Amongst the ensemble, Pavan Kumar Hari provided some fantastic comic relief as the cheerful Svec, Gus Noakes was a compelling and lovable Bank Manager, Rupert Reid gave Girl’s co-worker Billy plenty of heart and conviction, and Abe Mitchell was hilarious as the down-on-his-luck Andre. Luke Hewitt, Jennifer Trijo, Alec Steedman, Patrick Schnur and Deidre Khoo rounded out the phenomenal ensemble with boundless energy and tons of stage presence. Every time the entire cast filled the stage and music started, there was a palpable sense that something special was about to happen in the following song. Big props should be given to the male quintet who performed the gorgeous acapella “Gold (Reprise)”, and to the entire cast for the closing rendition of “Falling Slowly (Reprise)” which was buoyant, hopeful and full of spirit.

The entire creative team should be commended for this fantastic work. Richard Carroll’s directorial vision is inspired, Movement Director Amy Campbell has produced some incredible work in this unique and stunning staging, Set & Costume Designer Hugh O’Connor has created the world of Once with incredible detail and precision, Lighting Designer Peter Rubie creates some beautiful moments (there is one specific point in act two where two blue, subtly moving spotlights make an incredible impact), and Sound Designer Dylan Robinson protects the haunting quality of the show’s fantastic score.

It is such a treat to welcome this production from New South Wales after the last few years of COVID-related travel restrictions, and it’s clear that productions of this quality don’t come around every day.
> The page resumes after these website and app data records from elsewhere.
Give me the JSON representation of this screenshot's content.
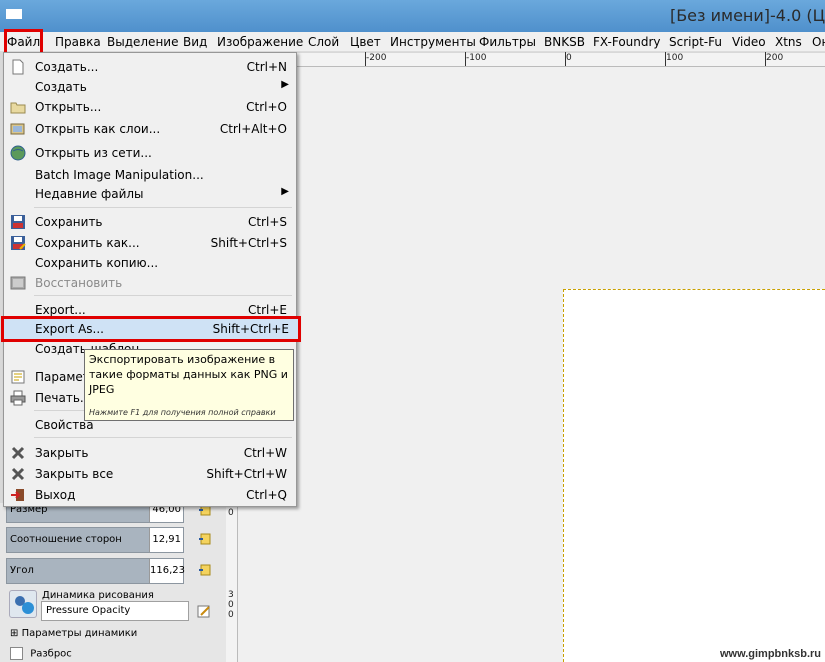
{
  "window": {
    "title": "[Без имени]-4.0 (Ц"
  },
  "menubar": {
    "items": [
      "Файл",
      "Правка",
      "Выделение",
      "Вид",
      "Изображение",
      "Слой",
      "Цвет",
      "Инструменты",
      "Фильтры",
      "BNKSB",
      "FX-Foundry",
      "Script-Fu",
      "Video",
      "Xtns",
      "Он"
    ],
    "active": "Файл"
  },
  "file_menu": {
    "items": [
      {
        "label": "Создать...",
        "shortcut": "Ctrl+N",
        "icon": "new-file-icon"
      },
      {
        "label": "Создать",
        "shortcut": "",
        "submenu": "▶"
      },
      {
        "label": "Открыть...",
        "shortcut": "Ctrl+O",
        "icon": "open-folder-icon"
      },
      {
        "label": "Открыть как слои...",
        "shortcut": "Ctrl+Alt+O",
        "icon": "open-as-layers-icon"
      },
      {
        "label": "Открыть из сети...",
        "shortcut": "",
        "icon": "globe-icon"
      },
      {
        "label": "Batch Image Manipulation...",
        "shortcut": ""
      },
      {
        "label": "Недавние файлы",
        "shortcut": "",
        "submenu": "▶"
      },
      {
        "label": "Сохранить",
        "shortcut": "Ctrl+S",
        "icon": "save-icon"
      },
      {
        "label": "Сохранить как...",
        "shortcut": "Shift+Ctrl+S",
        "icon": "save-as-icon"
      },
      {
        "label": "Сохранить копию...",
        "shortcut": ""
      },
      {
        "label": "Восстановить",
        "shortcut": "",
        "icon": "revert-icon",
        "disabled": true
      },
      {
        "label": "Export...",
        "shortcut": "Ctrl+E"
      },
      {
        "label": "Export As...",
        "shortcut": "Shift+Ctrl+E",
        "highlighted": true
      },
      {
        "label": "Создать шаблон...",
        "shortcut": ""
      },
      {
        "label": "Парамет...",
        "shortcut": "",
        "icon": "page-setup-icon"
      },
      {
        "label": "Печать...",
        "shortcut": "",
        "icon": "printer-icon"
      },
      {
        "label": "Свойства",
        "shortcut": ""
      },
      {
        "label": "Закрыть",
        "shortcut": "Ctrl+W",
        "icon": "close-x-icon"
      },
      {
        "label": "Закрыть все",
        "shortcut": "Shift+Ctrl+W",
        "icon": "close-all-icon"
      },
      {
        "label": "Выход",
        "shortcut": "Ctrl+Q",
        "icon": "quit-icon"
      }
    ]
  },
  "tooltip": {
    "text": "Экспортировать изображение в такие форматы данных как PNG и JPEG",
    "hint": "Нажмите F1 для получения полной справки"
  },
  "ruler": {
    "top_labels": [
      "-200",
      "-100",
      "0",
      "100",
      "200"
    ],
    "left_labels": [
      "0",
      "3",
      "0",
      "0"
    ]
  },
  "tool_options": {
    "size_label": "Размер",
    "size_value": "46,00",
    "aspect_label": "Соотношение сторон",
    "aspect_value": "12,91",
    "angle_label": "Угол",
    "angle_value": "116,23",
    "dynamics_label": "Динамика рисования",
    "dynamics_value": "Pressure Opacity",
    "dynamics_params": "Параметры динамики",
    "scatter_label": "Разброс"
  },
  "watermark": "www.gimpbnksb.ru"
}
I urge you to snap up a ticket, as this will no doubt be remembered as one of the best shows in Perth this year.

Image Credit: Daniel J Grant


bottom of page